The group discovered that around 500 million years earlier, the world’s electromagnetic field turned about 26 times every million years or two — the greatest frequency ever recommended. That’s “extreme,” thinking about that till just recently, 5 turns per million years was thought about really high, stated lead author Yves Gallet, research study director of the French National Center for Scientific Research Study at the Institute of Physics of the World of Paris.
However possibly “just as interesting” is that quickly after this time, within a couple of million years, the frequency of turning dropped off exceptionally rapidly, Gallet stated. In Between 495 million and 500 million years earlier, the electromagnetic field began turning at a rate of about one to 2 times every million years.
The “dominant idea for many years” was that the frequency of electromagnetic field turnarounds would just develop slowly throughout 10s of countless years, he stated. However “here we show a sudden change in reversal frequency occurring on a million-year timescale.”
It’s clear that the procedure that produced the electromagnetic field in the external core 500 million years earlier was really various from that observed today, he included. However what, precisely pressed Earth’s electromagnetic field to flip so regularly, is uncertain, he stated. One possibility is that the regular turnarounds might have been triggered by modifications in heat conditions in the liquid-iron external core driven by the mantle, he stated. Current research studies have actually likewise recommended that the inner core might have started to cool and strengthen around 600 or 700 million years earlier. This procedure might have likewise contributed in the performance of the electromagnetic field, he stated.
The last electromagnetic field turnaround took place around 780,000 years earlier, however although there are issues that it may occur once again quickly — which may briefly deteriorate the field, triggering damaging solar radiation to reach us — it’s most likely not “soon” in regards to human years.
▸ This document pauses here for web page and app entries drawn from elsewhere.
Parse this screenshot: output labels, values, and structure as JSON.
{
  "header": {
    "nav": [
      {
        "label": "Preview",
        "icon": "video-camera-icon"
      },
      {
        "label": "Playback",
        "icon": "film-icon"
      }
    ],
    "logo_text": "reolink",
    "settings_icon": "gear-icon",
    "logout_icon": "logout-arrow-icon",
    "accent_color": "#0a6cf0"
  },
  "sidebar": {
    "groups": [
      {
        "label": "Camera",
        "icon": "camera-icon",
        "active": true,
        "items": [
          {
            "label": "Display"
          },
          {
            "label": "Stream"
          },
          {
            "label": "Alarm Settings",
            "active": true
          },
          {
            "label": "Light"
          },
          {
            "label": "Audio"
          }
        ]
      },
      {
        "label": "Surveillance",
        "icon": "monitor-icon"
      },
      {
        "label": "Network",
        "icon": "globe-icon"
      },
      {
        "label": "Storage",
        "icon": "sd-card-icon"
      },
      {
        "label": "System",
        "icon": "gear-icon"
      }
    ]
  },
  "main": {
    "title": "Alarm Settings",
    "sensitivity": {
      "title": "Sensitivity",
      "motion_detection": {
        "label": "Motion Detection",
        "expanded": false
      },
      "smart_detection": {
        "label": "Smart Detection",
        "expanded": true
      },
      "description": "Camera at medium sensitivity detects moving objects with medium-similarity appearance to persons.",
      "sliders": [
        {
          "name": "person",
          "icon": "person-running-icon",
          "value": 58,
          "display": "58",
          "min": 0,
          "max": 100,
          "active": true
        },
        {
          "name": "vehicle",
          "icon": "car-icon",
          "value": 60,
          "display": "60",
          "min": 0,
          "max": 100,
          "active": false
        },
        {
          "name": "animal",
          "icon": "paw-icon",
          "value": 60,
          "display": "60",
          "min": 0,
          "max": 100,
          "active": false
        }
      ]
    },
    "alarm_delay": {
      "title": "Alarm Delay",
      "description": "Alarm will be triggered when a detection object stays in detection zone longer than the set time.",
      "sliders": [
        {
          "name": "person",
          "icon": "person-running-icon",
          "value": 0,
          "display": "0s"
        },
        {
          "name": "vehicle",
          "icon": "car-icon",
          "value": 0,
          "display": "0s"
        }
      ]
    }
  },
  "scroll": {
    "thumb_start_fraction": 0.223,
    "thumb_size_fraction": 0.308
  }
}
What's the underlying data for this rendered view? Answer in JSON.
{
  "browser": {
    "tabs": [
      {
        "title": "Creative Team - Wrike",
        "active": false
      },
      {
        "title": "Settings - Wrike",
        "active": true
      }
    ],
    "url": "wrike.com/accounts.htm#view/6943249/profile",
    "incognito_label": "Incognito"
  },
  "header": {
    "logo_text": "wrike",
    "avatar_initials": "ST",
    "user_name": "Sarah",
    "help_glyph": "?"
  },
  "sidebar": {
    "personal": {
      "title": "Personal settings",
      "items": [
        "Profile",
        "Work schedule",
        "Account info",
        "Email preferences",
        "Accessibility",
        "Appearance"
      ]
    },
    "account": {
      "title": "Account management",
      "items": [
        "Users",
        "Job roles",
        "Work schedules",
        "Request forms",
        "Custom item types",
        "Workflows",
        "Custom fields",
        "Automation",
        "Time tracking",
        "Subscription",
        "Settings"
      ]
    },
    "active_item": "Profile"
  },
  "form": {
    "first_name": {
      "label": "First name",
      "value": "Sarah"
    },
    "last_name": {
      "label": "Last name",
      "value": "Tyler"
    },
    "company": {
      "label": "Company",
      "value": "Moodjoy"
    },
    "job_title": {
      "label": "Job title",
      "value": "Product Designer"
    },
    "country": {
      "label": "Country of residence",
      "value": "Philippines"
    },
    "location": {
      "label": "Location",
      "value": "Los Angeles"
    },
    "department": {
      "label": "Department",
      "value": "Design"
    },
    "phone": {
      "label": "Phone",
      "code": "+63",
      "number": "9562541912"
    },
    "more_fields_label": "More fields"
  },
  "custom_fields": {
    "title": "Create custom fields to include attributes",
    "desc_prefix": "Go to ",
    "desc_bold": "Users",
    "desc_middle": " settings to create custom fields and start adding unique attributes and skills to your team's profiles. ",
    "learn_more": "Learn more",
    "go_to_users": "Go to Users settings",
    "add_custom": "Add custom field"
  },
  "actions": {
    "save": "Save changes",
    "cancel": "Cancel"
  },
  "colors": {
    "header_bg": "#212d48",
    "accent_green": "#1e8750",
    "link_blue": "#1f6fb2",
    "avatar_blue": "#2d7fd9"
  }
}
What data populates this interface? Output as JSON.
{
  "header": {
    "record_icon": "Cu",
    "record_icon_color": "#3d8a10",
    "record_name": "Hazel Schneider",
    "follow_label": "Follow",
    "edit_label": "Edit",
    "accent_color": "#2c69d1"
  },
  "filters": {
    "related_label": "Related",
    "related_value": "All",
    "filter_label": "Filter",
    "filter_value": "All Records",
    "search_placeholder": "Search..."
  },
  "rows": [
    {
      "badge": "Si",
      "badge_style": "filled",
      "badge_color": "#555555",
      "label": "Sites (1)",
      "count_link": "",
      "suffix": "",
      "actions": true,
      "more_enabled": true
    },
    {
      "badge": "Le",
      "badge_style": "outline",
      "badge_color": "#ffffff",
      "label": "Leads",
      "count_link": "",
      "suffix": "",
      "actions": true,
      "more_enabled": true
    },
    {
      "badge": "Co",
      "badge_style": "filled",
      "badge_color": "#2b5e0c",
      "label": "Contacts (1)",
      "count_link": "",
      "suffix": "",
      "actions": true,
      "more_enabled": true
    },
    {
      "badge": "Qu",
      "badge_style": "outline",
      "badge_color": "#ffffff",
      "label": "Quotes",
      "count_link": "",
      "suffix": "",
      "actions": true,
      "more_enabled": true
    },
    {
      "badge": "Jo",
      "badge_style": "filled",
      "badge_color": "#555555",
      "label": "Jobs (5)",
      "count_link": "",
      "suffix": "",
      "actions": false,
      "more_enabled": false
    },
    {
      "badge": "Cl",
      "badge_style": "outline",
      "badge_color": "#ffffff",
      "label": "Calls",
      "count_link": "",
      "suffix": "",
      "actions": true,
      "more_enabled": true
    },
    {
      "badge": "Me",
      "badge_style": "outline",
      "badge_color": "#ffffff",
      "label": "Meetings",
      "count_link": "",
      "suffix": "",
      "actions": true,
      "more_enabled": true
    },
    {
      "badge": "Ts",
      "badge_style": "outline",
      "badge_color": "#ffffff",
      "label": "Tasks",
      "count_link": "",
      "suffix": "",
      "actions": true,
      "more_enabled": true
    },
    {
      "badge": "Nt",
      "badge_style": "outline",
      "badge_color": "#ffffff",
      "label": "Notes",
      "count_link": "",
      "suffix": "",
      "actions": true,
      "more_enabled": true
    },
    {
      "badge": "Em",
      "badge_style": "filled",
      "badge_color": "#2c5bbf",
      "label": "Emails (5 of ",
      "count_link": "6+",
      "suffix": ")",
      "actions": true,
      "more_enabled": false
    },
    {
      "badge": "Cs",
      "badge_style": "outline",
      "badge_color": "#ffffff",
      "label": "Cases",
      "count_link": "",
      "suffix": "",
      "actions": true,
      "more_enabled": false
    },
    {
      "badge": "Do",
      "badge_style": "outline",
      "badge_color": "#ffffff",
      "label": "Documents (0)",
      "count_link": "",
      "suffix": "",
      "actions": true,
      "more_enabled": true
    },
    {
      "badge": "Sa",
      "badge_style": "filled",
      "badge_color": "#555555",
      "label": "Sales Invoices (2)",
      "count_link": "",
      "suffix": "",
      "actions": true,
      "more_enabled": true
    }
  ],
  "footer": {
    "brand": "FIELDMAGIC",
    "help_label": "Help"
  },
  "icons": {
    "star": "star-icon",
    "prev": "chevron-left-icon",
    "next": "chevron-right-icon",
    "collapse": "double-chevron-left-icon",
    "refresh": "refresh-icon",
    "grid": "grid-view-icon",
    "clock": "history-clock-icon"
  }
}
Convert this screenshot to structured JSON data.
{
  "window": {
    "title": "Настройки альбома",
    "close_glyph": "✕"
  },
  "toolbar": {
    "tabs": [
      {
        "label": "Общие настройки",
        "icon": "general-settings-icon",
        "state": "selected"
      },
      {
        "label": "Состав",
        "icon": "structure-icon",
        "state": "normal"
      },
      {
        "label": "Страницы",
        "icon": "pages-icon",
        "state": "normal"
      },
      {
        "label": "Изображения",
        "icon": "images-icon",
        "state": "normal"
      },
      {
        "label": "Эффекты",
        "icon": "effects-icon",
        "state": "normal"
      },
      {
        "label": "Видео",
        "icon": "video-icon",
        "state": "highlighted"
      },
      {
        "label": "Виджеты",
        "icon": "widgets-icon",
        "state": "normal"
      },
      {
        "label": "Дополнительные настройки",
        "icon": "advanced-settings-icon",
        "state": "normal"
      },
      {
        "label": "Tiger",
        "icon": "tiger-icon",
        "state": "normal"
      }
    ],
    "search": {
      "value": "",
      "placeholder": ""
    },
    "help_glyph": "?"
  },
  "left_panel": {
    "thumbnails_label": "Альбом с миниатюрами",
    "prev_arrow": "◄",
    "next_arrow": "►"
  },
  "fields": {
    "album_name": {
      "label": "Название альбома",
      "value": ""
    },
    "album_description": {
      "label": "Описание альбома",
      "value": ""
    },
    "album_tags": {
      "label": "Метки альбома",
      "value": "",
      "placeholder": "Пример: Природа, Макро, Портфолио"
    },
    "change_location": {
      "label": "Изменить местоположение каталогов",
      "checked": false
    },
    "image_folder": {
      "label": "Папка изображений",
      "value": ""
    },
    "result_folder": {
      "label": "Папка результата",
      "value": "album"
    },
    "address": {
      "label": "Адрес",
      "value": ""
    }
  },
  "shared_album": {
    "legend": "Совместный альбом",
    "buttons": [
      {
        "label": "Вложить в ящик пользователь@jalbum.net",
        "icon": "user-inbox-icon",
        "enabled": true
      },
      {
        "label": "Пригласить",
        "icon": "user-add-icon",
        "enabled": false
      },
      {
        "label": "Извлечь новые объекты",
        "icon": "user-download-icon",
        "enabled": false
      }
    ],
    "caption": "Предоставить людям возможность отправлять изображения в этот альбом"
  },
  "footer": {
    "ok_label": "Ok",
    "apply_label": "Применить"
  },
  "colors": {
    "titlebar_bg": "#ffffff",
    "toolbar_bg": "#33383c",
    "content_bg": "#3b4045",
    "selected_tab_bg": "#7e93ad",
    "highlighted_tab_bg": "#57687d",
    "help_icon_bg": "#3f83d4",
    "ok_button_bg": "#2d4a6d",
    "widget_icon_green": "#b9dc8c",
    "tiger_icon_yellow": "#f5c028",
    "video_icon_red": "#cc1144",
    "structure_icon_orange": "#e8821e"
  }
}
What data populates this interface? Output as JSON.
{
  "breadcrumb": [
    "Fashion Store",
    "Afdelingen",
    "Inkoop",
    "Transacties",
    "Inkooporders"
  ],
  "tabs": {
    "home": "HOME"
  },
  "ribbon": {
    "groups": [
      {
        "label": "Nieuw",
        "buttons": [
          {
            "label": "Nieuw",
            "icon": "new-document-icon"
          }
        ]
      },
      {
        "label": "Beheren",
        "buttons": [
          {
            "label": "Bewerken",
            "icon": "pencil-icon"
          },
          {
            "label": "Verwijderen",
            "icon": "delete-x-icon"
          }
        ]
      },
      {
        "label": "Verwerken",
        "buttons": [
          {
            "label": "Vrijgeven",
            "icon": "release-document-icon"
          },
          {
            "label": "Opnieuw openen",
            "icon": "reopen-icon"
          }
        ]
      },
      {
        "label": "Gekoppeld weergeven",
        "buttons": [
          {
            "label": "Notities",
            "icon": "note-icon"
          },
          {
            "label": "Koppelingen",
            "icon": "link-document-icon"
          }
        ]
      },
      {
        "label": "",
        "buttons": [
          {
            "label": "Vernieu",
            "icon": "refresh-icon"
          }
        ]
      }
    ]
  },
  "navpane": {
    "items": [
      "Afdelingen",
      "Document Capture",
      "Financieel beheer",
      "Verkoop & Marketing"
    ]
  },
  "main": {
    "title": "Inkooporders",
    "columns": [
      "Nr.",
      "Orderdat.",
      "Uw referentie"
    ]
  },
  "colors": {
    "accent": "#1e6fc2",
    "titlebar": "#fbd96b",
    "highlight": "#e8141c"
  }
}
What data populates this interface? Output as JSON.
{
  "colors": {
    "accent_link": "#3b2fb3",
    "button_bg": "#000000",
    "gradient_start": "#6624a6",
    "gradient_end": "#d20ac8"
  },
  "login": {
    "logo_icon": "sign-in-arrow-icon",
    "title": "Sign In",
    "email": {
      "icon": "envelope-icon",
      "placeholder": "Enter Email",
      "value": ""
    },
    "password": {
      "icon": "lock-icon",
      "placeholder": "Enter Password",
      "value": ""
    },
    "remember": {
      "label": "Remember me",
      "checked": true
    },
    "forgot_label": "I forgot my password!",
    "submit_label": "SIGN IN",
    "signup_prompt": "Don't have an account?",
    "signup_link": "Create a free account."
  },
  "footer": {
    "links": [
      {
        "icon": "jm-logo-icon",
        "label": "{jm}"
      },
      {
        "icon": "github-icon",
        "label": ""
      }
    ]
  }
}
“It is important to remember that the timescale we are considering for the evolution in magnetic reversal frequency is at least a few millions of years,” Gallet stated. At this scale, the electromagnetic field turnarounds might develop to be basically quick. However “a magnetic polarity reversal is not for tomorrow,” he included.
The findings were released online Sept. 20 in the journal Earth and Planetary Science Letters.
Initially released on Live Science.